In the aftermath of Hurricane Katrina, desperate citizens of New Orleans seeking water, food and shelter began streaming by the thousands out of the city on foot over the US Route 90 bridge across the Mississippi River and into to the city of Gretna, Louisiana. The city had no electricity, no water, no medical services and little in the way of a functioning government. It had been this way for three days when the refugees began streaming in, and unless conditions improved almost immediately, the people of Gretna were looking at severe privation. So they closed the city. Put a line of armed police across the Interstate Bridge and turned the refugees back. Sorry. Can’t help you.
The story has haunted me for nearly ten years. Not just because it is one of the gnarliest ethical problems I have ever come across. But also because in the aftermath of the crash of the Industrial Age — perhaps well before the crash, during the current preliminary stresses — every one of us is going to face the kind of decision Gretna had to make. We will be asked to give help to distressed neighbors when giving that help will endanger our own survival. How will we answer?
Right now, Greece is trying to answer. With its people struggling to survive under a government that is broke and threatening to fly apart, its shores and islands are besieged by a tidal wave of refugees from North Africa. Italy and Spain are similarly afflicted. In many cases they have to rescue the refugees from disable, swamped and/or capsized boats just to get them to dry land, after which no one has any idea what to do with them, at whose expense.

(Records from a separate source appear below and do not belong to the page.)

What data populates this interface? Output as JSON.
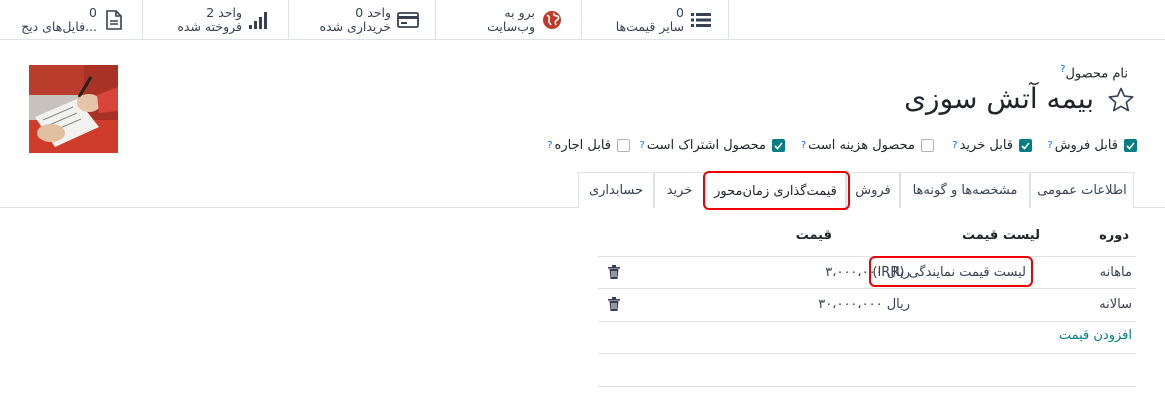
{
  "smart_buttons": [
    {
      "value": "0",
      "label": "فایل‌های دیج...",
      "icon": "file-icon"
    },
    {
      "value": "2 واحد",
      "label": "فروخته شده",
      "icon": "bar-chart-icon"
    },
    {
      "value": "0 واحد",
      "label": "خریداری شده",
      "icon": "credit-card-icon"
    },
    {
      "value": "برو به",
      "label": "وب‌سایت",
      "icon": "globe-icon"
    },
    {
      "value": "0",
      "label": "سایر قیمت‌ها",
      "icon": "list-icon"
    }
  ],
  "product": {
    "name_label": "نام محصول",
    "name_help": "?",
    "title": "بیمه آتش سوزی"
  },
  "checkboxes": [
    {
      "label": "قابل فروش",
      "checked": true
    },
    {
      "label": "قابل خرید",
      "checked": true
    },
    {
      "label": "محصول هزینه است",
      "checked": false
    },
    {
      "label": "محصول اشتراک است",
      "checked": true
    },
    {
      "label": "قابل اجاره",
      "checked": false
    }
  ],
  "help_mark": "?",
  "tabs": [
    {
      "label": "اطلاعات عمومی"
    },
    {
      "label": "مشخصه‌ها و گونه‌ها"
    },
    {
      "label": "فروش"
    },
    {
      "label": "قیمت‌گذاری زمان‌محور",
      "active": true
    },
    {
      "label": "خرید"
    },
    {
      "label": "حسابداری"
    }
  ],
  "table": {
    "headers": {
      "period": "دوره",
      "pricelist": "لیست قیمت",
      "price": "قیمت"
    },
    "rows": [
      {
        "period": "ماهانه",
        "pricelist": "لیست قیمت نمایندگی (IRR)",
        "price": "ریال ۳،۰۰۰،۰۰۰"
      },
      {
        "period": "سالانه",
        "pricelist": "",
        "price": "ریال ۳۰،۰۰۰،۰۰۰"
      }
    ],
    "add_line": "افزودن قیمت"
  },
  "colors": {
    "accent": "#017e84",
    "highlight": "#e00000",
    "globe": "#c0392b"
  }
}
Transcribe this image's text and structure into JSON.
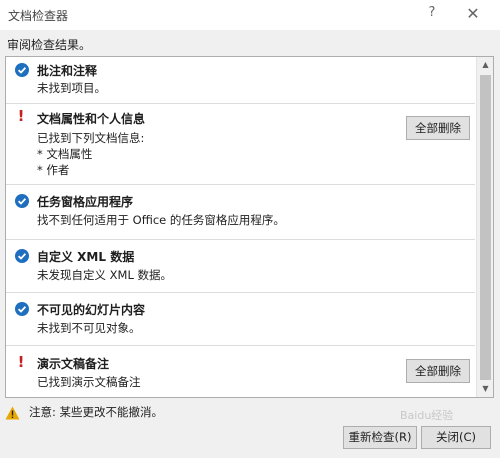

How long will it be, do we think, before the scant armed forces of these Euro-strapped countries will be used not to rescue, but to form a line, like they did across the Interstate at Gretna? Very sorry. Can’t help you. And before we condemn the very idea as a crime against humanity, is it not incumbent upon us to define a workable alternative?
The problem is spreading like a California wildfire. As The Atlantic reported just yesterday (look at the pictures, you will not forget them) the world may never have seen so many refugees as are in flight right now:
“The United Nations announced last year that forced displacement had topped 50 million globally, and early tracking indicates that number may increase yet again this year. Multiple crises worldwide are driving the record migrations, which include Africans and Middle Easterners entering Europe, Rohingya Muslims fleeing Burma, Central Americans traveling to the U.S., civilians escaping violence in Syria, Yemen, Burundi, Somalia, Iraq, and more—all undertaking risky journeys to find better lives.”
The under-appreciated fact is that most of these movements have as their root cause, climate change: chronic drought leading to hunger and thirst, leading to revolution and civil war and chaos.
All of which, hideous as it is, seems comfortably far away. It is, surely, their end of the boat that is sinking. This is America.
Where the states of California, Nevada and Arizona. among others, are toast in the summer sun, their snow packs long gone, their lakes and streams withering away, their crops crisping in the merciless heat. How long will it be before lines of desperate people begin trudging along Interstate 5 into Oregon (nobody in their right mind is going to trudge south, or straight east). And how long before Oregon says, out of the direst of necessities, “Sorry, can’t help you.”
And how long do we suppose it will be before one day, with the power out and the water off and the phones down and the food running out, our neighbor comes to our gate and says, “I’m hungry and I’m thirsty and I need your help.” Okay, that’s one question and it’s fairly easy to handle. Now the next question: what if, in a line behind him, there are a couple dozen more neighbors?
What do we decide, and how do we make the decision?
By comparison, Sophie’s Choice was pretty straightforward.